• Records from a dataset:

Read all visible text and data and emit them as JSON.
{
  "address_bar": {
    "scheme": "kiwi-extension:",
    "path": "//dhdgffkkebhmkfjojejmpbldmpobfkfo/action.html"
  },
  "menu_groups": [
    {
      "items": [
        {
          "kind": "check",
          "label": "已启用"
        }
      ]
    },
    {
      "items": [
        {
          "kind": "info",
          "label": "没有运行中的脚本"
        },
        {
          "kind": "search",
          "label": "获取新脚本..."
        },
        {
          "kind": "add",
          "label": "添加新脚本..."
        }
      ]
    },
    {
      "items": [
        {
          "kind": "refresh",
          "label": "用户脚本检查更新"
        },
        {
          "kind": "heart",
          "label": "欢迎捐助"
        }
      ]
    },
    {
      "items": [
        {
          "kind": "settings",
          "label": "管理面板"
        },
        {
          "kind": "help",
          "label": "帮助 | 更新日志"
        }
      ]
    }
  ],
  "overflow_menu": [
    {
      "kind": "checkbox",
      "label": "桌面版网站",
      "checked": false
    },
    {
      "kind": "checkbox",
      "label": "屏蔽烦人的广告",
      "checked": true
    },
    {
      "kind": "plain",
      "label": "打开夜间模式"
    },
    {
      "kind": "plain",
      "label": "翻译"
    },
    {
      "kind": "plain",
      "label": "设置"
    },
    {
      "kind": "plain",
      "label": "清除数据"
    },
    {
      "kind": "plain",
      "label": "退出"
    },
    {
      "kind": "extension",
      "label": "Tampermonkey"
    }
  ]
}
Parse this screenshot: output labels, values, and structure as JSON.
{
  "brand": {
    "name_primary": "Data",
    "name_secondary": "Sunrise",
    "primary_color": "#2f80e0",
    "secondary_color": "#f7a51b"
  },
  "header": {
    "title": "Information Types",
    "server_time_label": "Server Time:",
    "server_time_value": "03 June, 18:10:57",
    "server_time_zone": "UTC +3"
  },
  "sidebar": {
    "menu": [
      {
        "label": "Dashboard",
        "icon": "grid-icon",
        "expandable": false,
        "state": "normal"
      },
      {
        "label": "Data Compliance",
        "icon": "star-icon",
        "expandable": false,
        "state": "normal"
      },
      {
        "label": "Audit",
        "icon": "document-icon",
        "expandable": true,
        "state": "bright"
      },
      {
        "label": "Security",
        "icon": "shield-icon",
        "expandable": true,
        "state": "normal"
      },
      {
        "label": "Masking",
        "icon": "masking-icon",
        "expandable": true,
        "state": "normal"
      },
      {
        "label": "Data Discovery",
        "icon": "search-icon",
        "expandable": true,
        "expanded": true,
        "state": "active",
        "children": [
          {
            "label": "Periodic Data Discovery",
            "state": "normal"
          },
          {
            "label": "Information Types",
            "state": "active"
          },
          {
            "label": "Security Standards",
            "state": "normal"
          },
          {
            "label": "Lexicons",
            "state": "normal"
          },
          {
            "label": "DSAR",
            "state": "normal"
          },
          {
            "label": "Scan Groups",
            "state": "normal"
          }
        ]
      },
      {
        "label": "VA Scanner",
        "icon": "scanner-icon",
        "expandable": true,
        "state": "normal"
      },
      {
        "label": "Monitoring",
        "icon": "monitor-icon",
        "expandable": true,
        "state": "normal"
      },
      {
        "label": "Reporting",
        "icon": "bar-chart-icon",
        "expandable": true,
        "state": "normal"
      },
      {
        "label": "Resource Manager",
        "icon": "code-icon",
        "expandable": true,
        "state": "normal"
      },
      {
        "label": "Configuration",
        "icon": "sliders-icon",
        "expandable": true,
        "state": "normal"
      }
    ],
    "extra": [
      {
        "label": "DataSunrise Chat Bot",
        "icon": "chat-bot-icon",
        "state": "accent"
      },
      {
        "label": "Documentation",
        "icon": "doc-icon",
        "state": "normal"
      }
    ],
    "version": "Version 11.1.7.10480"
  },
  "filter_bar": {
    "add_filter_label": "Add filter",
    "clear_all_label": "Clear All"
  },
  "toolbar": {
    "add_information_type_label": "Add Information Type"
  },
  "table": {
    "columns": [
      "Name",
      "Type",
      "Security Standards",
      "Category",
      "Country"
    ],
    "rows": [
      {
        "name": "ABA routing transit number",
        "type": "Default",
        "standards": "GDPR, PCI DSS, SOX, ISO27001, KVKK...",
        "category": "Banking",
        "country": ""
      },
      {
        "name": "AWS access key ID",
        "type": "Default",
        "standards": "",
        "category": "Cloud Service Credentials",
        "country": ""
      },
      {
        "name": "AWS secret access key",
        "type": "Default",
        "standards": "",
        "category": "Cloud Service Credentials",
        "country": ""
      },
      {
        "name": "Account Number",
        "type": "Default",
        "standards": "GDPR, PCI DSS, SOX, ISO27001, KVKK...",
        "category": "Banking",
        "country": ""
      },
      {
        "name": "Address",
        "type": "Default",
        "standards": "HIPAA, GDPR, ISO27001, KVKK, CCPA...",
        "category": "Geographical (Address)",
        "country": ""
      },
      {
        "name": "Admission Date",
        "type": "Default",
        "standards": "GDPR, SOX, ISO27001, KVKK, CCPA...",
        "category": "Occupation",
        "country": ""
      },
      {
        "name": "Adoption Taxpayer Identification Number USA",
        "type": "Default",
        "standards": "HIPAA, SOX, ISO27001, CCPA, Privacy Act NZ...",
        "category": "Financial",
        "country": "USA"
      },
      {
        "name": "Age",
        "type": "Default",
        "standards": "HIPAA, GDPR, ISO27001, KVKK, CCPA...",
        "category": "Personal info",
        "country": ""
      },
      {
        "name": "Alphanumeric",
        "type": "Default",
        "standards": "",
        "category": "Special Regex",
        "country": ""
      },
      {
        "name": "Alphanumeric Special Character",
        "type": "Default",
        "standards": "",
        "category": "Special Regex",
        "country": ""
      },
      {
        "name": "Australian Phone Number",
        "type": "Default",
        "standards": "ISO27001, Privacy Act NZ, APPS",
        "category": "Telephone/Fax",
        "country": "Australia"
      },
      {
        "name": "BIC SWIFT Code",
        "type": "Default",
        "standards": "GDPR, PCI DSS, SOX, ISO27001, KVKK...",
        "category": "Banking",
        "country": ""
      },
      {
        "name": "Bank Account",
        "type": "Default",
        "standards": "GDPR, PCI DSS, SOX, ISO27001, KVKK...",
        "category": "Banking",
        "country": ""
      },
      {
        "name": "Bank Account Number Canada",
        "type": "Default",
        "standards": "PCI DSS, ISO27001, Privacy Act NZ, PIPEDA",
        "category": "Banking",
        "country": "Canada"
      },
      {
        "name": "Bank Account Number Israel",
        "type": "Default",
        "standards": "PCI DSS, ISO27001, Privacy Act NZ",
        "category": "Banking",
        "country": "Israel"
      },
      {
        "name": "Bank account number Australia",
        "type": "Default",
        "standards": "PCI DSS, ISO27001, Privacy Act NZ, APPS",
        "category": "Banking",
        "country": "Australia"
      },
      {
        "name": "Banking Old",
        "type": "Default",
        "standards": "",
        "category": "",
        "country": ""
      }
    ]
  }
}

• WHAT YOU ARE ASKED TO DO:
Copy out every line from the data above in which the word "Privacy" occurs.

• EXERCISE ANSWER:
        "standards": "HIPAA, SOX, ISO27001, CCPA, Privacy Act NZ...",
        "standards": "ISO27001, Privacy Act NZ, APPS",
        "standards": "PCI DSS, ISO27001, Privacy Act NZ, PIPEDA",
        "standards": "PCI DSS, ISO27001, Privacy Act NZ",
        "standards": "PCI DSS, ISO27001, Privacy Act NZ, APPS",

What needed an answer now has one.